Every entry that follows needs to be repeated exactly.

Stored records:

____________

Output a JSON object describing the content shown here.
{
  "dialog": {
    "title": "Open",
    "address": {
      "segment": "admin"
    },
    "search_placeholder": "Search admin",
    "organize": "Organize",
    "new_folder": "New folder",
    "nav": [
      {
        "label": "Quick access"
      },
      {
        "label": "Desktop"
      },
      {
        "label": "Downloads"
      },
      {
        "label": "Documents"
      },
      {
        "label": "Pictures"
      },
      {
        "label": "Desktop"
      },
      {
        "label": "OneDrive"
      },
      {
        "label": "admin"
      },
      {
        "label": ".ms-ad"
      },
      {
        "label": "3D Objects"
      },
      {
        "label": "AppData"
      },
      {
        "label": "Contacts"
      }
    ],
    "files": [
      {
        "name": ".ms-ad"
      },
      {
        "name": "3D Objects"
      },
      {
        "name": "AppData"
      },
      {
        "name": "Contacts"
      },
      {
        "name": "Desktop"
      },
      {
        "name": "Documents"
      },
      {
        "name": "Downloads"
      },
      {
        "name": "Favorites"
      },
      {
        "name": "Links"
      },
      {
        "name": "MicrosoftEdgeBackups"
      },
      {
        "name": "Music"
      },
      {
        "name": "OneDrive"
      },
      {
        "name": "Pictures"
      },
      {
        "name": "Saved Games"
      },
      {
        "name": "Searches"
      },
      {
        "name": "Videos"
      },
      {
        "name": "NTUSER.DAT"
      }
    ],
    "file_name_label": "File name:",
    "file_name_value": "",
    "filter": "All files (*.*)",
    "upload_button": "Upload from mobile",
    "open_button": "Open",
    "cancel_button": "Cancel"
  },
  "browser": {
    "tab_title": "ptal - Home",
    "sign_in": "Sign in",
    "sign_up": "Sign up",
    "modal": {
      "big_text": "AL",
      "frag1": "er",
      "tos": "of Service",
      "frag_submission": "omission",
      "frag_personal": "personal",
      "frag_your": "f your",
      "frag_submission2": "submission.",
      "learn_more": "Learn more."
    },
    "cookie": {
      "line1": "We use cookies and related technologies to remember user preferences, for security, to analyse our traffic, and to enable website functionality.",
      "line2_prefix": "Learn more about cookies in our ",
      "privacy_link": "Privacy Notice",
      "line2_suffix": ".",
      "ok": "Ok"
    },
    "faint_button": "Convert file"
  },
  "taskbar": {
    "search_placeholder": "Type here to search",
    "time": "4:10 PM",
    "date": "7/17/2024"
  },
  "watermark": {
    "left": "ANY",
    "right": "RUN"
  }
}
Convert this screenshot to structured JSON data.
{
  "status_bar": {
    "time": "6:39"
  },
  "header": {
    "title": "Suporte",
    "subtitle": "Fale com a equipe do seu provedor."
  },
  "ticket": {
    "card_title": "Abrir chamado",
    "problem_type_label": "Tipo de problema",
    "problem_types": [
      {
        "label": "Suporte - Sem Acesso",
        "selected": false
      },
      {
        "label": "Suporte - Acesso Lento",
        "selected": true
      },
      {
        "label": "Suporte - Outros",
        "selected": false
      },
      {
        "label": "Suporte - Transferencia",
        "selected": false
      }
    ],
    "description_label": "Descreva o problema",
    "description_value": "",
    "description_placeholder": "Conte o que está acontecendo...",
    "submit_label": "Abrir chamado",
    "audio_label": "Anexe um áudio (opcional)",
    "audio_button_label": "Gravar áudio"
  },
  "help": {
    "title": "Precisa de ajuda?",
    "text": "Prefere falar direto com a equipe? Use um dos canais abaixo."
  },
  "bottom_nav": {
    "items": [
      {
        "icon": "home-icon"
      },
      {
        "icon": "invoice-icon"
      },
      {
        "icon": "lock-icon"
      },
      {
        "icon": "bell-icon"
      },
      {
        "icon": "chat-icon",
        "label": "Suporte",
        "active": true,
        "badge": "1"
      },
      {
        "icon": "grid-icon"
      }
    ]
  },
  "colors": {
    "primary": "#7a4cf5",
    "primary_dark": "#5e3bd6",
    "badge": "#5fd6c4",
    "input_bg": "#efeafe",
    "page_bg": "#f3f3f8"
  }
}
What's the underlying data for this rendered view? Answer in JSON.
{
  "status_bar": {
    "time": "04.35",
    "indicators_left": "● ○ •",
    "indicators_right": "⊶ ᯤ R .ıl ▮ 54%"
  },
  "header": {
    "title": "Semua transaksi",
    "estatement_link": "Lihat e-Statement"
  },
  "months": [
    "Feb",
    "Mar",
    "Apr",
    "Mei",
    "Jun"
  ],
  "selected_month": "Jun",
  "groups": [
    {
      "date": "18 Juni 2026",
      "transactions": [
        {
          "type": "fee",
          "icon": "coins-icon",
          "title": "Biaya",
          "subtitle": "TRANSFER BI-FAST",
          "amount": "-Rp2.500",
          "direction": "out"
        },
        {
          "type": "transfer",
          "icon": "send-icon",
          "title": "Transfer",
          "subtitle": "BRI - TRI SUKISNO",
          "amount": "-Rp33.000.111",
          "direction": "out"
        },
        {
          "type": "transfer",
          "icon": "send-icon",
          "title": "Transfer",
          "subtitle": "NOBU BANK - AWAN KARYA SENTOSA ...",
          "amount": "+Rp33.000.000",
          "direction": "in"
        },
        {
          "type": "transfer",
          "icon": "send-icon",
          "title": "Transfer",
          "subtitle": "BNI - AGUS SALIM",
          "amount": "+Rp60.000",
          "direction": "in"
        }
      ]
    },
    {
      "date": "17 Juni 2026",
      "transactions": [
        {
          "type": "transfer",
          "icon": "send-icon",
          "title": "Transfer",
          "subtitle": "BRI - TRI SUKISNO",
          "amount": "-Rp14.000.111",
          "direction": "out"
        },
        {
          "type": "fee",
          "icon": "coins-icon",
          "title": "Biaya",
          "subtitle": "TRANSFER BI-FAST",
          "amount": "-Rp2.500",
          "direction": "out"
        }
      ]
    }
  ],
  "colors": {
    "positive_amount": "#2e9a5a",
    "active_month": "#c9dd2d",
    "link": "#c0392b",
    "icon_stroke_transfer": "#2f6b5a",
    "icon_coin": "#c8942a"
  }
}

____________

Exercise solution:
Output a JSON object describing the content shown here.
{
  "dialog": {
    "title": "Open",
    "address": {
      "segment": "admin"
    },
    "search_placeholder": "Search admin",
    "organize": "Organize",
    "new_folder": "New folder",
    "nav": [
      {
        "label": "Quick access"
      },
      {
        "label": "Desktop"
      },
      {
        "label": "Downloads"
      },
      {
        "label": "Documents"
      },
      {
        "label": "Pictures"
      },
      {
        "label": "Desktop"
      },
      {
        "label": "OneDrive"
      },
      {
        "label": "admin"
      },
      {
        "label": ".ms-ad"
      },
      {
        "label": "3D Objects"
      },
      {
        "label": "AppData"
      },
      {
        "label": "Contacts"
      }
    ],
    "files": [
      {
        "name": ".ms-ad"
      },
      {
        "name": "3D Objects"
      },
      {
        "name": "AppData"
      },
      {
        "name": "Contacts"
      },
      {
        "name": "Desktop"
      },
      {
        "name": "Documents"
      },
      {
        "name": "Downloads"
      },
      {
        "name": "Favorites"
      },
      {
        "name": "Links"
      },
      {
        "name": "MicrosoftEdgeBackups"
      },
      {
        "name": "Music"
      },
      {
        "name": "OneDrive"
      },
      {
        "name": "Pictures"
      },
      {
        "name": "Saved Games"
      },
      {
        "name": "Searches"
      },
      {
        "name": "Videos"
      },
      {
        "name": "NTUSER.DAT"
      }
    ],
    "file_name_label": "File name:",
    "file_name_value": "",
    "filter": "All files (*.*)",
    "upload_button": "Upload from mobile",
    "open_button": "Open",
    "cancel_button": "Cancel"
  },
  "browser": {
    "tab_title": "ptal - Home",
    "sign_in": "Sign in",
    "sign_up": "Sign up",
    "modal": {
      "big_text": "AL",
      "frag1": "er",
      "tos": "of Service",
      "frag_submission": "omission",
      "frag_personal": "personal",
      "frag_your": "f your",
      "frag_submission2": "submission.",
      "learn_more": "Learn more."
    },
    "cookie": {
      "line1": "We use cookies and related technologies to remember user preferences, for security, to analyse our traffic, and to enable website functionality.",
      "line2_prefix": "Learn more about cookies in our ",
      "privacy_link": "Privacy Notice",
      "line2_suffix": ".",
      "ok": "Ok"
    },
    "faint_button": "Convert file"
  },
  "taskbar": {
    "search_placeholder": "Type here to search",
    "time": "4:10 PM",
    "date": "7/17/2024"
  },
  "watermark": {
    "left": "ANY",
    "right": "RUN"
  }
}
Convert this screenshot to structured JSON data.
{
  "status_bar": {
    "time": "6:39"
  },
  "header": {
    "title": "Suporte",
    "subtitle": "Fale com a equipe do seu provedor."
  },
  "ticket": {
    "card_title": "Abrir chamado",
    "problem_type_label": "Tipo de problema",
    "problem_types": [
      {
        "label": "Suporte - Sem Acesso",
        "selected": false
      },
      {
        "label": "Suporte - Acesso Lento",
        "selected": true
      },
      {
        "label": "Suporte - Outros",
        "selected": false
      },
      {
        "label": "Suporte - Transferencia",
        "selected": false
      }
    ],
    "description_label": "Descreva o problema",
    "description_value": "",
    "description_placeholder": "Conte o que está acontecendo...",
    "submit_label": "Abrir chamado",
    "audio_label": "Anexe um áudio (opcional)",
    "audio_button_label": "Gravar áudio"
  },
  "help": {
    "title": "Precisa de ajuda?",
    "text": "Prefere falar direto com a equipe? Use um dos canais abaixo."
  },
  "bottom_nav": {
    "items": [
      {
        "icon": "home-icon"
      },
      {
        "icon": "invoice-icon"
      },
      {
        "icon": "lock-icon"
      },
      {
        "icon": "bell-icon"
      },
      {
        "icon": "chat-icon",
        "label": "Suporte",
        "active": true,
        "badge": "1"
      },
      {
        "icon": "grid-icon"
      }
    ]
  },
  "colors": {
    "primary": "#7a4cf5",
    "primary_dark": "#5e3bd6",
    "badge": "#5fd6c4",
    "input_bg": "#efeafe",
    "page_bg": "#f3f3f8"
  }
}
What's the underlying data for this rendered view? Answer in JSON.
{
  "status_bar": {
    "time": "04.35",
    "indicators_left": "● ○ •",
    "indicators_right": "⊶ ᯤ R .ıl ▮ 54%"
  },
  "header": {
    "title": "Semua transaksi",
    "estatement_link": "Lihat e-Statement"
  },
  "months": [
    "Feb",
    "Mar",
    "Apr",
    "Mei",
    "Jun"
  ],
  "selected_month": "Jun",
  "groups": [
    {
      "date": "18 Juni 2026",
      "transactions": [
        {
          "type": "fee",
          "icon": "coins-icon",
          "title": "Biaya",
          "subtitle": "TRANSFER BI-FAST",
          "amount": "-Rp2.500",
          "direction": "out"
        },
        {
          "type": "transfer",
          "icon": "send-icon",
          "title": "Transfer",
          "subtitle": "BRI - TRI SUKISNO",
          "amount": "-Rp33.000.111",
          "direction": "out"
        },
        {
          "type": "transfer",
          "icon": "send-icon",
          "title": "Transfer",
          "subtitle": "NOBU BANK - AWAN KARYA SENTOSA ...",
          "amount": "+Rp33.000.000",
          "direction": "in"
        },
        {
          "type": "transfer",
          "icon": "send-icon",
          "title": "Transfer",
          "subtitle": "BNI - AGUS SALIM",
          "amount": "+Rp60.000",
          "direction": "in"
        }
      ]
    },
    {
      "date": "17 Juni 2026",
      "transactions": [
        {
          "type": "transfer",
          "icon": "send-icon",
          "title": "Transfer",
          "subtitle": "BRI - TRI SUKISNO",
          "amount": "-Rp14.000.111",
          "direction": "out"
        },
        {
          "type": "fee",
          "icon": "coins-icon",
          "title": "Biaya",
          "subtitle": "TRANSFER BI-FAST",
          "amount": "-Rp2.500",
          "direction": "out"
        }
      ]
    }
  ],
  "colors": {
    "positive_amount": "#2e9a5a",
    "active_month": "#c9dd2d",
    "link": "#c0392b",
    "icon_stroke_transfer": "#2f6b5a",
    "icon_coin": "#c8942a"
  }
}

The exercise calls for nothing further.